/---

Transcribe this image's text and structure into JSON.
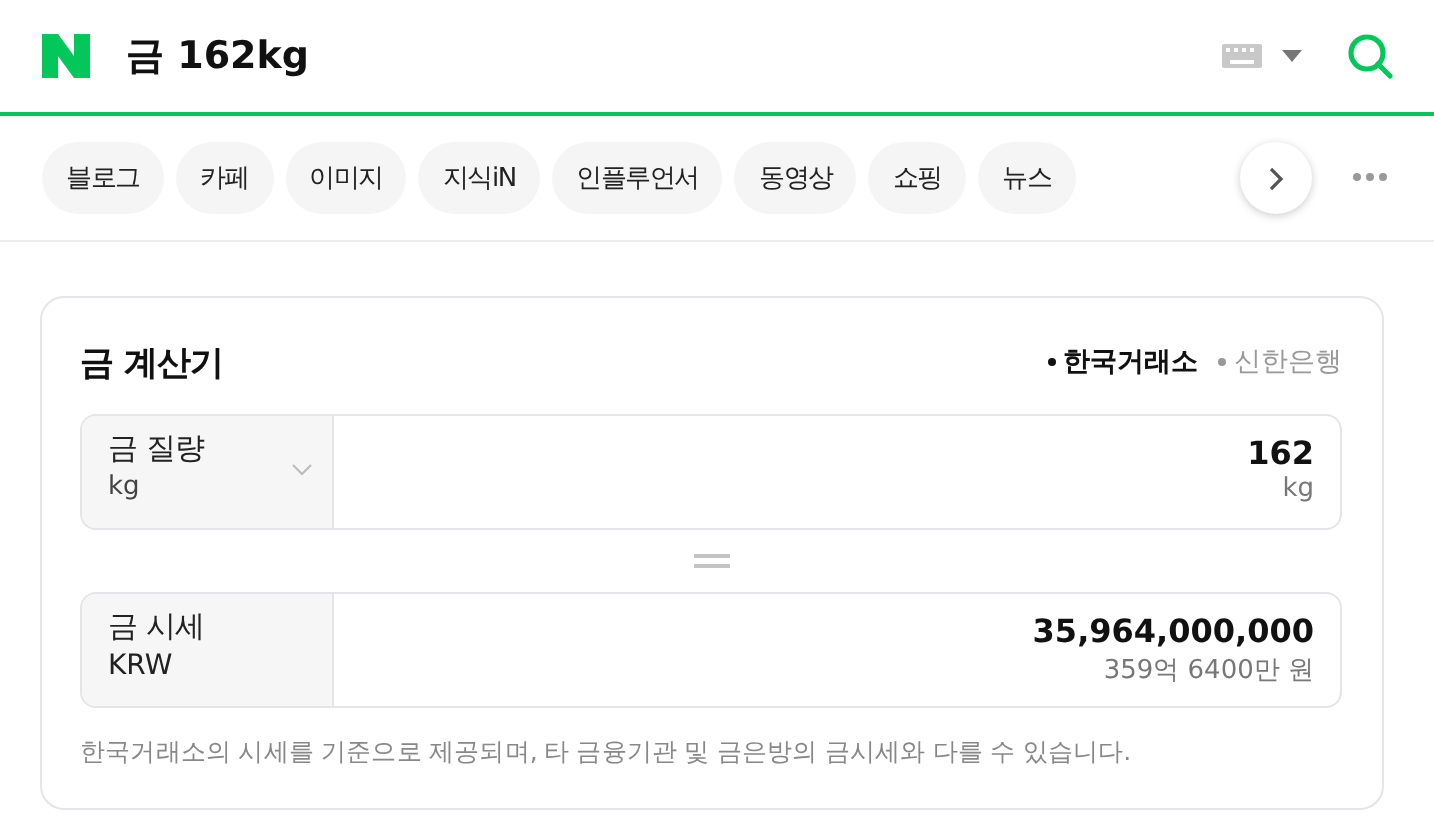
{
  "search": {
    "query": "금 162kg"
  },
  "tabs": [
    {
      "label": "블로그"
    },
    {
      "label": "카페"
    },
    {
      "label": "이미지"
    },
    {
      "label": "지식iN"
    },
    {
      "label": "인플루언서"
    },
    {
      "label": "동영상"
    },
    {
      "label": "쇼핑"
    },
    {
      "label": "뉴스"
    }
  ],
  "calculator": {
    "title": "금 계산기",
    "sources": [
      {
        "label": "한국거래소",
        "selected": true
      },
      {
        "label": "신한은행",
        "selected": false
      }
    ],
    "rows": [
      {
        "label": "금 질량",
        "unit": "kg",
        "value": "162",
        "value_unit": "kg",
        "kind": "input"
      },
      {
        "label": "금 시세",
        "unit": "KRW",
        "value": "35,964,000,000",
        "value_unit": "359억 6400만 원",
        "kind": "result"
      }
    ],
    "note": "한국거래소의 시세를 기준으로 제공되며, 타 금융기관 및 금은방의 금시세와 다를 수 있습니다."
  }
}
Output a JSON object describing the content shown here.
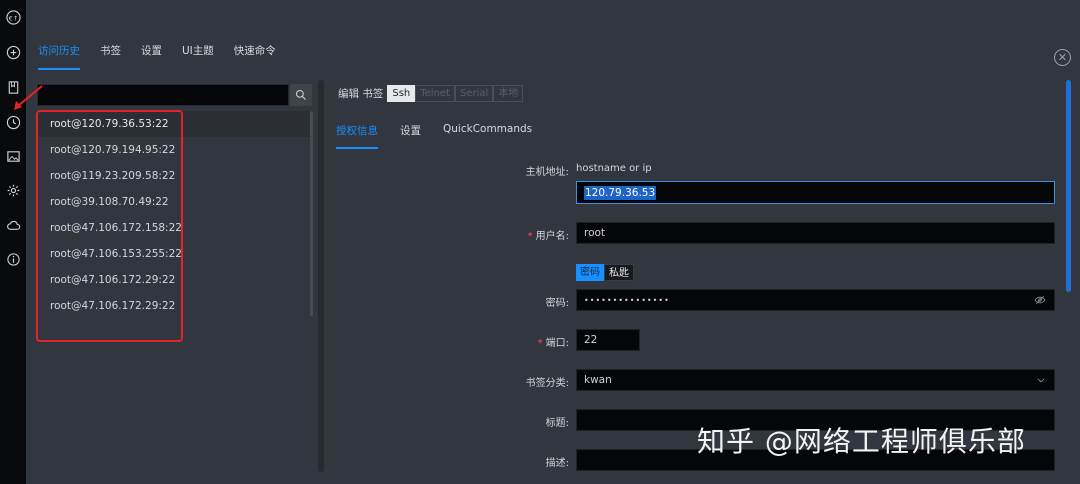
{
  "top_tabs": [
    "访问历史",
    "书签",
    "设置",
    "UI主题",
    "快速命令"
  ],
  "history": {
    "search_placeholder": "",
    "items": [
      "root@120.79.36.53:22",
      "root@120.79.194.95:22",
      "root@119.23.209.58:22",
      "root@39.108.70.49:22",
      "root@47.106.172.158:22",
      "root@47.106.153.255:22",
      "root@47.106.172.29:22",
      "root@47.106.172.29:22"
    ]
  },
  "edit": {
    "label": "编辑 书签",
    "protocols": [
      "Ssh",
      "Telnet",
      "Serial",
      "本地"
    ],
    "sub_tabs": [
      "授权信息",
      "设置",
      "QuickCommands"
    ]
  },
  "form": {
    "host_label": "主机地址:",
    "host_hint": "hostname or ip",
    "host_value": "120.79.36.53",
    "user_label": "用户名:",
    "user_value": "root",
    "auth_options": [
      "密码",
      "私匙"
    ],
    "password_label": "密码:",
    "password_value": "•••••••••••••••",
    "port_label": "端口:",
    "port_value": "22",
    "category_label": "书签分类:",
    "category_value": "kwan",
    "title_label": "标题:",
    "title_value": "",
    "desc_label": "描述:",
    "desc_value": ""
  },
  "watermark": "知乎 @网络工程师俱乐部",
  "colors": {
    "accent": "#1890ff",
    "annotation": "#e3242b",
    "rail": "#090a0c",
    "background": "#32363e"
  },
  "icons": [
    "app-logo-icon",
    "plus-circle-icon",
    "bookmark-icon",
    "clock-icon",
    "image-icon",
    "gear-icon",
    "cloud-sync-icon",
    "info-icon",
    "search-icon",
    "close-icon",
    "eye-icon",
    "chevron-down-icon"
  ]
}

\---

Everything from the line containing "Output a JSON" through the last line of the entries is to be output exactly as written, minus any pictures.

Output a JSON object describing the content shown here.
{
  "top_tabs": [
    "访问历史",
    "书签",
    "设置",
    "UI主题",
    "快速命令"
  ],
  "history": {
    "search_placeholder": "",
    "items": [
      "root@120.79.36.53:22",
      "root@120.79.194.95:22",
      "root@119.23.209.58:22",
      "root@39.108.70.49:22",
      "root@47.106.172.158:22",
      "root@47.106.153.255:22",
      "root@47.106.172.29:22",
      "root@47.106.172.29:22"
    ]
  },
  "edit": {
    "label": "编辑 书签",
    "protocols": [
      "Ssh",
      "Telnet",
      "Serial",
      "本地"
    ],
    "sub_tabs": [
      "授权信息",
      "设置",
      "QuickCommands"
    ]
  },
  "form": {
    "host_label": "主机地址:",
    "host_hint": "hostname or ip",
    "host_value": "120.79.36.53",
    "user_label": "用户名:",
    "user_value": "root",
    "auth_options": [
      "密码",
      "私匙"
    ],
    "password_label": "密码:",
    "password_value": "•••••••••••••••",
    "port_label": "端口:",
    "port_value": "22",
    "category_label": "书签分类:",
    "category_value": "kwan",
    "title_label": "标题:",
    "title_value": "",
    "desc_label": "描述:",
    "desc_value": ""
  },
  "watermark": "知乎 @网络工程师俱乐部",
  "colors": {
    "accent": "#1890ff",
    "annotation": "#e3242b",
    "rail": "#090a0c",
    "background": "#32363e"
  },
  "icons": [
    "app-logo-icon",
    "plus-circle-icon",
    "bookmark-icon",
    "clock-icon",
    "image-icon",
    "gear-icon",
    "cloud-sync-icon",
    "info-icon",
    "search-icon",
    "close-icon",
    "eye-icon",
    "chevron-down-icon"
  ]
}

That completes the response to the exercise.